Authors: Dixit, F; Barbeau, B; Mostafavi, SG; Mohseni, M (2019) HERO ID: 5883626

[Less] Carcinogenic GenX chemicals, heptafluoropropylene-oxide-dimer-acid (HFPO-DA), have been recently detected . . . [More] Carcinogenic GenX chemicals, heptafluoropropylene-oxide-dimer-acid (HFPO-DA), have been recently detected in surface, ground and recycled water sources worldwide. However, GenX removals under the influence of variable characteristics of the organic and inorganic compounds present in the natural water sources, have often been overlooked in scientific literature. This is critically important given that the ionic composition and characteristics of organic matter in natural waters are spatially and seasonally variable. A strongly basic anion exchange (IX) resin was used to remove GenX and two other perfluorinated ether acids (PFEAS) from natural surface and recycled water sources. Factors influencing the uptake behavior included the PFEAS concentrations, resin dosage, and background anion characteristics. The equivalent background compound was employed to evaluate the competitive uptake between natural organic matter (NOM), inorganic ions and PFEAS in natural water matrices. Experimental data were compared with different mathematical and physical models and it was depicted that approximately 4-6% of the initial NOM competed with PFEAS for active exchange sites. Further, IX was able to achieve complete PFEAS removal (Cfinal<10 ng/L) with simultaneous removal of>60% NOM and >80% inorganic ions. Results of this study indicate that IX exhibits great potential for PFEAS removal from natural drinking water sources.

The "refereed" or "peer review" status of a journal comes from the Ulrichsweb Global Serials Directory (http://ulrichsweb.serialssolutions.com/), as supplied by the publisher. The term refers to the system of critical evaluation of manuscripts/articles by professional colleagues or peers. The content of refereed publications is sanctioned, vetted, or otherwise approved by a peer-review or editorial board. The peer-review and evaluation system is utilized to protect, maintain, and raise the quality of scholarly material published in serials. Publications subject to the referee process are assumed, then, to contain higher quality content than those that are not.
Peer Reviewed Journal Article
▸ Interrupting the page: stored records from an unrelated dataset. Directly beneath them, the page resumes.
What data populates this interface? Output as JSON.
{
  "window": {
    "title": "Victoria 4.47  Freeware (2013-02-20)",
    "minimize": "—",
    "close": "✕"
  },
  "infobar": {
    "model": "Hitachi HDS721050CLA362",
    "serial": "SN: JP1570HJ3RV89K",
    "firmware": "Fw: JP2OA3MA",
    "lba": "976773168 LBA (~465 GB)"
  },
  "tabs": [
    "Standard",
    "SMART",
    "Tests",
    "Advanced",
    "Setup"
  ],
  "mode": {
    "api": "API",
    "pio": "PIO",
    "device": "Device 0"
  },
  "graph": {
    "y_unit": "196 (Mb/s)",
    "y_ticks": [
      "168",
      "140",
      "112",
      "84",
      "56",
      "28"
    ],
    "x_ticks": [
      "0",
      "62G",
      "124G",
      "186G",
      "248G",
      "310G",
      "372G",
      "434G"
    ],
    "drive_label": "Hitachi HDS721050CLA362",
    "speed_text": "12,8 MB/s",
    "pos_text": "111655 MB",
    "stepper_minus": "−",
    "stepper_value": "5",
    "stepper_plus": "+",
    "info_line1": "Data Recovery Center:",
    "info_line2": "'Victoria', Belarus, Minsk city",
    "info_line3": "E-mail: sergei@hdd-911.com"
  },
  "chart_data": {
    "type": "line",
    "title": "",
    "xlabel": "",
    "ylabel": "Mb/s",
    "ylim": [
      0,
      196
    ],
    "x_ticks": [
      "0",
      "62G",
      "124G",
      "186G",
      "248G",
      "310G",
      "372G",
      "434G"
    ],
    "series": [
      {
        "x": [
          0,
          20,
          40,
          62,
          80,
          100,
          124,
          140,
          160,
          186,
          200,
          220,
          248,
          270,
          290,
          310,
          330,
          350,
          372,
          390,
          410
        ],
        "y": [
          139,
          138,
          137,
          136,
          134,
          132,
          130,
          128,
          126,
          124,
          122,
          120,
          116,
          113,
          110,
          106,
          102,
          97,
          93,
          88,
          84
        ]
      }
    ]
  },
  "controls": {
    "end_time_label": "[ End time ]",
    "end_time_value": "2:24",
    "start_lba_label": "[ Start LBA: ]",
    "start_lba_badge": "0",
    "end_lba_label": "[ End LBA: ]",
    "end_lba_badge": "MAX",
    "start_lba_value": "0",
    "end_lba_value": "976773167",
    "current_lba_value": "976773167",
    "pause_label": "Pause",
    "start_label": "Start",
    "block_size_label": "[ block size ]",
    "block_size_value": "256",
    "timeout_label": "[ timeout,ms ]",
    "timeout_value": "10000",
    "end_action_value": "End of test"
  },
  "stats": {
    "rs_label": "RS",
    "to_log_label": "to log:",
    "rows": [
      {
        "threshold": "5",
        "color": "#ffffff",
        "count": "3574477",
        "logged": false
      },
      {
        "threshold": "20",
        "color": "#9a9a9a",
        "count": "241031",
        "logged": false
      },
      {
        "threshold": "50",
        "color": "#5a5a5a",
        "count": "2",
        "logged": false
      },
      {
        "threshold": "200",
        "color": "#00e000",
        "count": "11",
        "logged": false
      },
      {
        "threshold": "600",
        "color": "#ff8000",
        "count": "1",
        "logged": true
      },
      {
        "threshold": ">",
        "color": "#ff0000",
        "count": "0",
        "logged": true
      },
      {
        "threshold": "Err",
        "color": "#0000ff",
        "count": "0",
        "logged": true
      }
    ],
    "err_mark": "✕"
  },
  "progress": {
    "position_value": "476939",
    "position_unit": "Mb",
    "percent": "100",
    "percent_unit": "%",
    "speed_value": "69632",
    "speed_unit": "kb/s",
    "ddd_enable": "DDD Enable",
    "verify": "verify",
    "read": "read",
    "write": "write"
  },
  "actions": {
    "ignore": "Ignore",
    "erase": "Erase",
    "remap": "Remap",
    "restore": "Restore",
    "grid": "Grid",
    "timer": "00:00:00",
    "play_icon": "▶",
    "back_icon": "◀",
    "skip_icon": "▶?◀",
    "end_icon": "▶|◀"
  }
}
Analysis of hexafluoropropylene oxide-dimer acid (HFPO-DA) by Liquid Chromatography-Mass Spectrometry (LC-MS): Review of Current Approaches and Environmental Levels

Authors: Mullin, L; Katz, D; Riddell, N; Plumb, R; Burgess, JA; Yeung, LWY; Jogsten, IE (2019) HERO ID: 5883629

[Less] Emerging per- and polyfluorinated compounds (PFAS) compounds are of increasing interest for environmental . . . [More] Emerging per- and polyfluorinated compounds (PFAS) compounds are of increasing interest for environmental monitoring, one being hexafluoropropylene oxide-dimer acid (HFPO-DA), commonly referred to as GenX. The following review describes existing liquid chromatography-mass spectrometry (LC-MS) methods used to analyze HFPO-DA, including sample preparation and method sensitivity relative to other PFAS. Analytical challenges are also described, in particular the significant formation of in-source fragmentation, dimer and dimer adducts which detract from [M-H]- signal. Lastly, detected levels of HFPO-DA in environmental and biological samples are compared across the limited number of available field exposure studies, which found several μg/L concentrations in water samples taken near fluorochemical plant discharges.

The "refereed" or "peer review" status of a journal comes from the Ulrichsweb Global Serials Directory (http://ulrichsweb.serialssolutions.com/), as supplied by the publisher. The term refers to the system of critical evaluation of manuscripts/articles by professional colleagues or peers. The content of refereed publications is sanctioned, vetted, or otherwise approved by a peer-review or editorial board. The peer-review and evaluation system is utilized to protect, maintain, and raise the quality of scholarly material published in serials. Publications subject to the referee process are assumed, then, to contain higher quality content than those that are not.
Peer Reviewed Journal Article

Enhanced host-guest complexation of short chain perfluoroalkyl substances with positively charged beta-cyclodextrin derivatives

Authors: Weiss-Errico, MJo; O'Shea, KE (2019) HERO ID: 5883630